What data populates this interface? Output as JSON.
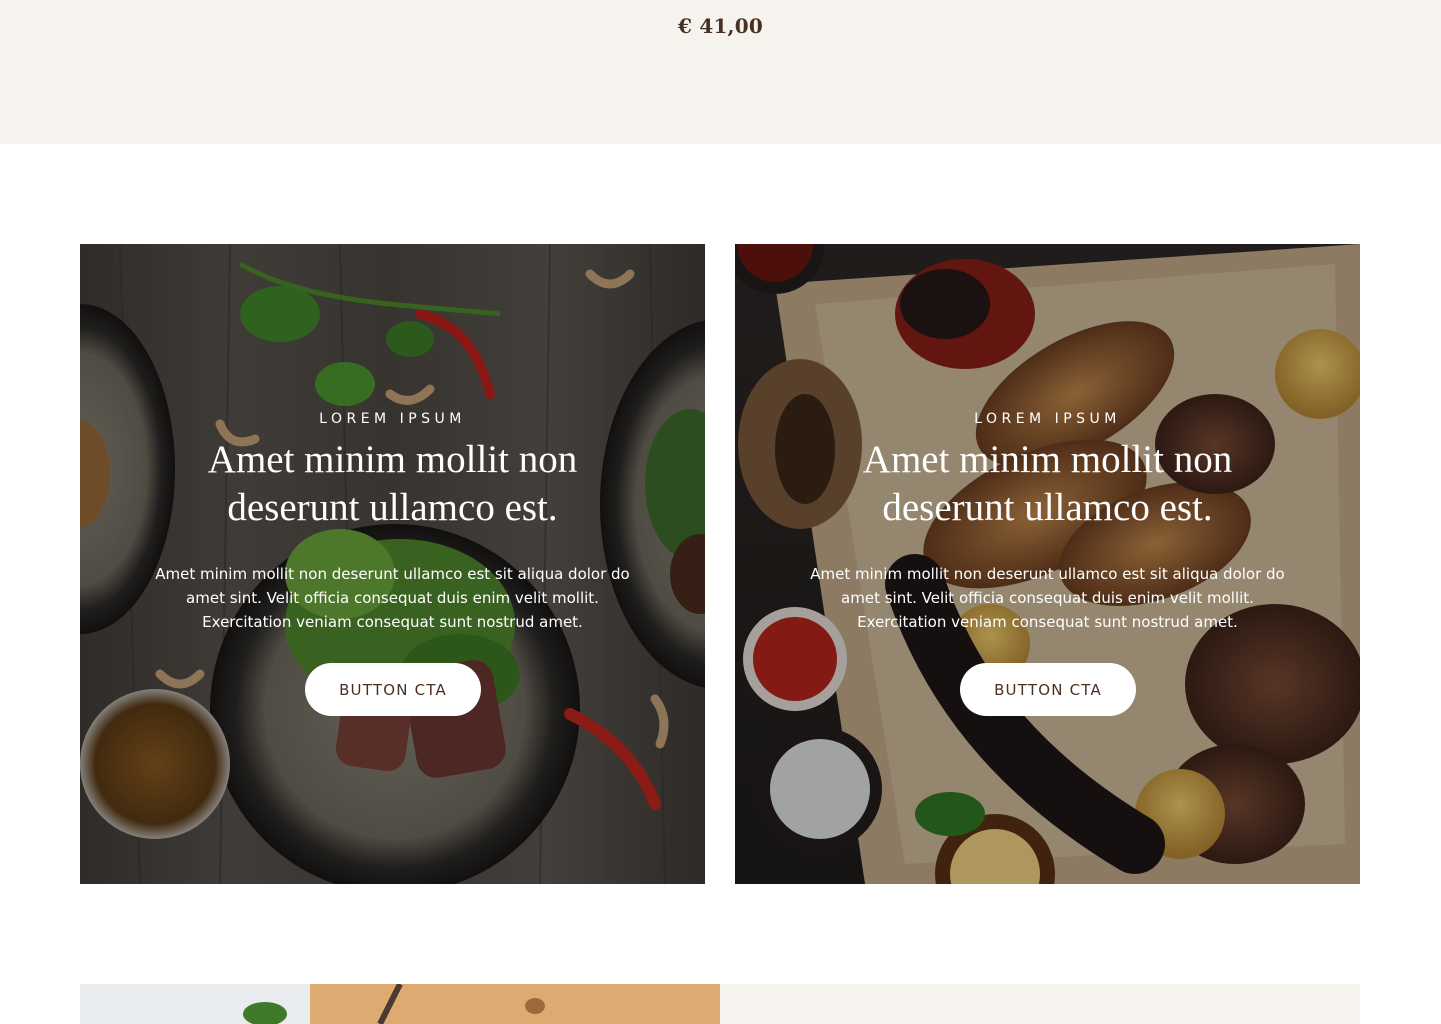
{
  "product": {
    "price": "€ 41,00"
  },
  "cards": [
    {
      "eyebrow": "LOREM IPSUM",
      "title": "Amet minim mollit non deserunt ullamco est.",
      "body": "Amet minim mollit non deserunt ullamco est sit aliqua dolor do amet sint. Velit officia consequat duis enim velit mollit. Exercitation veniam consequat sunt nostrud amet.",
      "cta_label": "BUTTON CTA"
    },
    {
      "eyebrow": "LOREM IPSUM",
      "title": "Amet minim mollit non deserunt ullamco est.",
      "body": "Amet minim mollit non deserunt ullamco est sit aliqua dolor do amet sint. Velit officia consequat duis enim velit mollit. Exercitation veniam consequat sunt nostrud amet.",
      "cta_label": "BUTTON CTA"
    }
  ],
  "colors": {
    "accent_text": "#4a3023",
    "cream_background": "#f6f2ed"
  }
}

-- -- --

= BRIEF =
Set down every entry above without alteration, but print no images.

= RESULT FOR THIS EXERCISE =
What data populates this interface? Output as JSON.
{
  "product": {
    "price": "€ 41,00"
  },
  "cards": [
    {
      "eyebrow": "LOREM IPSUM",
      "title": "Amet minim mollit non deserunt ullamco est.",
      "body": "Amet minim mollit non deserunt ullamco est sit aliqua dolor do amet sint. Velit officia consequat duis enim velit mollit. Exercitation veniam consequat sunt nostrud amet.",
      "cta_label": "BUTTON CTA"
    },
    {
      "eyebrow": "LOREM IPSUM",
      "title": "Amet minim mollit non deserunt ullamco est.",
      "body": "Amet minim mollit non deserunt ullamco est sit aliqua dolor do amet sint. Velit officia consequat duis enim velit mollit. Exercitation veniam consequat sunt nostrud amet.",
      "cta_label": "BUTTON CTA"
    }
  ],
  "colors": {
    "accent_text": "#4a3023",
    "cream_background": "#f6f2ed"
  }
}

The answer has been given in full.